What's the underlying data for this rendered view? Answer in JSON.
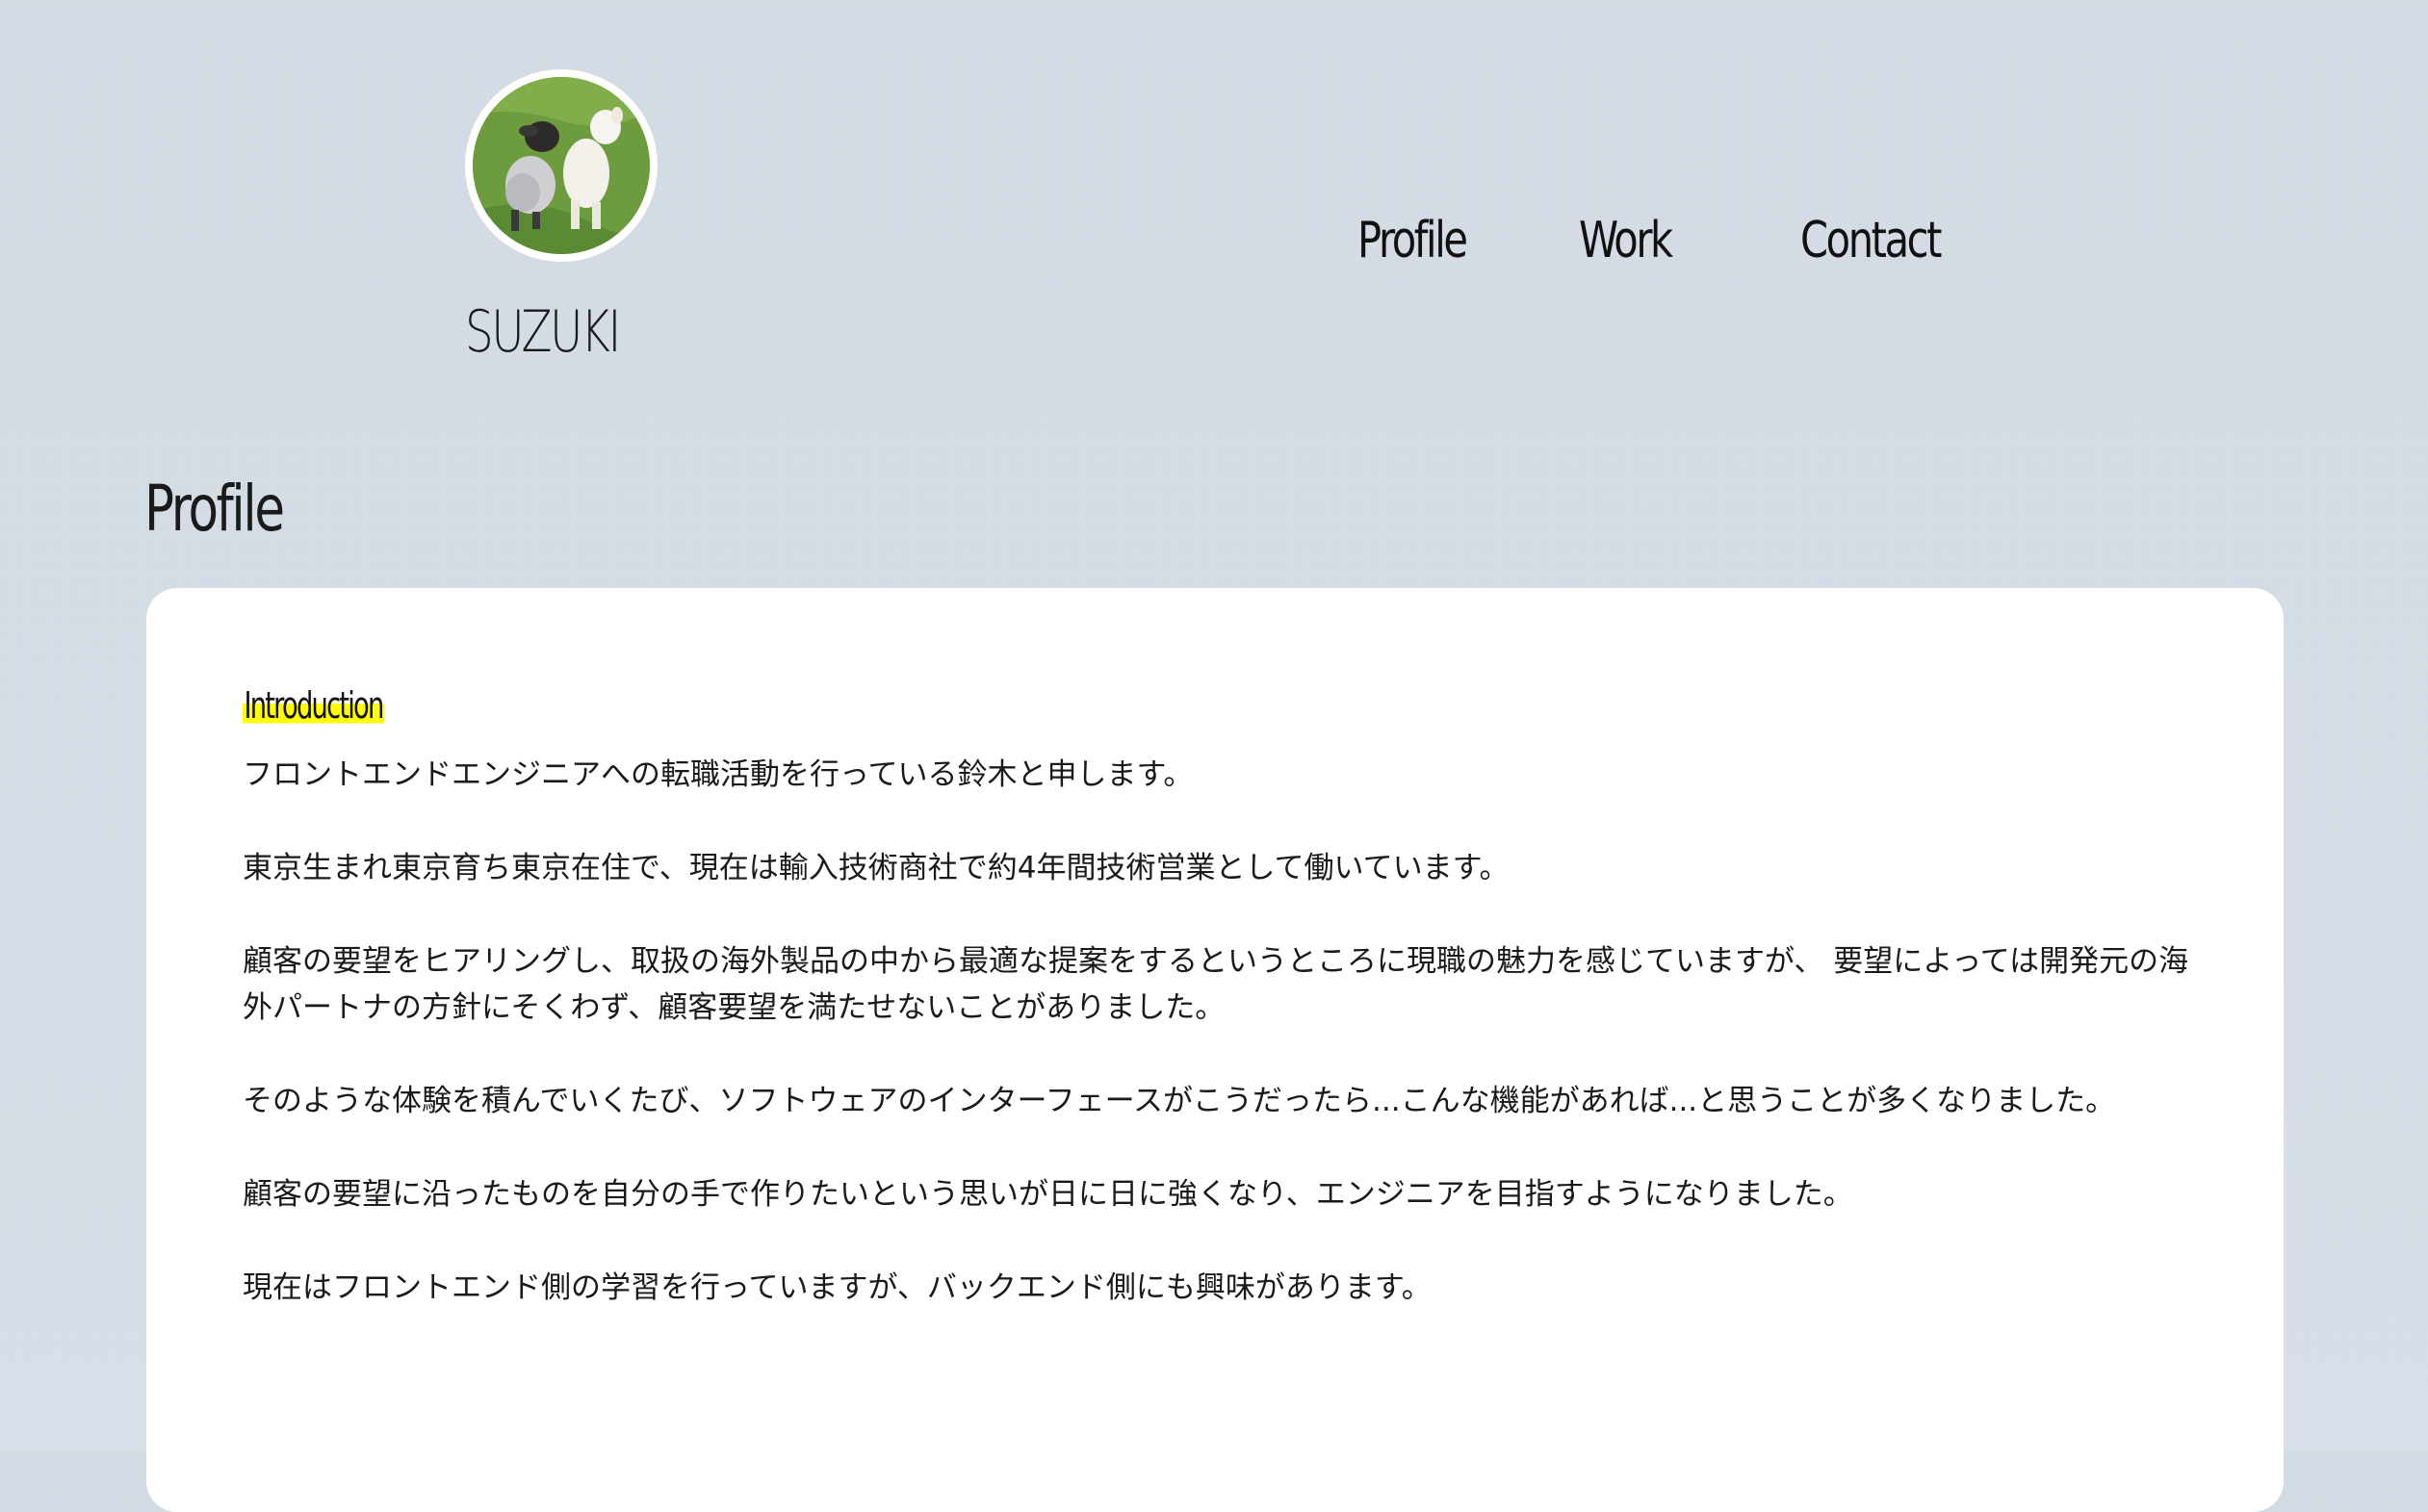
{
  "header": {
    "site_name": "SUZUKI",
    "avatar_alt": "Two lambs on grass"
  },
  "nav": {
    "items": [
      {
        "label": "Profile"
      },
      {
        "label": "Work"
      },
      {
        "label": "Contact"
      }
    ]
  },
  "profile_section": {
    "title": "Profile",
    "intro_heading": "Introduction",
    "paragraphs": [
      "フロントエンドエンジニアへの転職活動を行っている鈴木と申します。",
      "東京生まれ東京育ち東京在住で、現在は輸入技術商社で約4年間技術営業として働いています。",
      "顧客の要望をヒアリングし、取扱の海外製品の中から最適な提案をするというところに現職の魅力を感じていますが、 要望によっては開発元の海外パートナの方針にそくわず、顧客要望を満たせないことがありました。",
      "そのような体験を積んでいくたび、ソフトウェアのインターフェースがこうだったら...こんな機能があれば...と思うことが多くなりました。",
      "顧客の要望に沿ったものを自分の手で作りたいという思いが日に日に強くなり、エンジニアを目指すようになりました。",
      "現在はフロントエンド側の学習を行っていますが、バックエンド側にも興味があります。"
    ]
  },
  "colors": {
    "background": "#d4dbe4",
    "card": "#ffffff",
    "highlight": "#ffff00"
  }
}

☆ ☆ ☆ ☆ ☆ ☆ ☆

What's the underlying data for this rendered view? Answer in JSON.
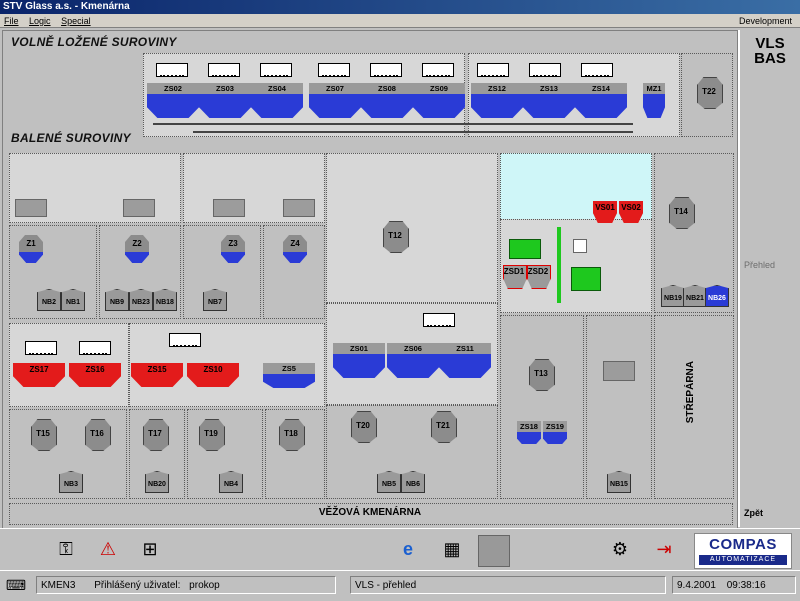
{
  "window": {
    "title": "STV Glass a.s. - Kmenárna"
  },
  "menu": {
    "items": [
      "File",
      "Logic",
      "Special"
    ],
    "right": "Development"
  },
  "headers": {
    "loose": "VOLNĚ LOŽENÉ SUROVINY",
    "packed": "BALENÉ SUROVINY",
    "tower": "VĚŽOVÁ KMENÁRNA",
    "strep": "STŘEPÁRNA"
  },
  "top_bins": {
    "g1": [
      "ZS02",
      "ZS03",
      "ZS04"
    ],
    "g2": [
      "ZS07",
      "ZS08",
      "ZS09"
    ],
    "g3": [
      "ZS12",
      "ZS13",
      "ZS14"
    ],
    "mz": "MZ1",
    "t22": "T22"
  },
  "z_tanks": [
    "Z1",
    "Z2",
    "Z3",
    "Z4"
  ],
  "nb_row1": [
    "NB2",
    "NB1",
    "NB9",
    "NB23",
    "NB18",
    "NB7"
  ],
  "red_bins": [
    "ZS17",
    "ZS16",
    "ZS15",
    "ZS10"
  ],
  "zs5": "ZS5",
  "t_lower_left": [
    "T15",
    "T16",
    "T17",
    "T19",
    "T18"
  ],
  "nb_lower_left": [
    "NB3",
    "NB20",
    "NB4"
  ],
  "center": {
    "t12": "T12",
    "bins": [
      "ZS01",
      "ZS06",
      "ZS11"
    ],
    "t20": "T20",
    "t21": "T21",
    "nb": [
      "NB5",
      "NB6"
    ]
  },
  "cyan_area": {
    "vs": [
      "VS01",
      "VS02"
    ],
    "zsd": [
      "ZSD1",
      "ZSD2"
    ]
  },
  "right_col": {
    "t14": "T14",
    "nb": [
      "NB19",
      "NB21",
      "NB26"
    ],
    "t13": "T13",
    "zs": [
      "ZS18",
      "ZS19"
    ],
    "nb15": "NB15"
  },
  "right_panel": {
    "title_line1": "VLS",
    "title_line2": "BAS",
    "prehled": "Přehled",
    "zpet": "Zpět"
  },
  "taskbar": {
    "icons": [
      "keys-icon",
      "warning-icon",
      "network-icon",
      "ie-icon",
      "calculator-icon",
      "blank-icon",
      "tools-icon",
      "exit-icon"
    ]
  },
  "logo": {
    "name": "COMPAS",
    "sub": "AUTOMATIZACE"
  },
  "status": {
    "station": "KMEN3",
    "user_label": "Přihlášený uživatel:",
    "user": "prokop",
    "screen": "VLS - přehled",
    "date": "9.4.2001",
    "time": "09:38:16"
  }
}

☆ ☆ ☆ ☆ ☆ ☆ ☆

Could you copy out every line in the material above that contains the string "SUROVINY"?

    "loose": "VOLNĚ LOŽENÉ SUROVINY",
    "packed": "BALENÉ SUROVINY",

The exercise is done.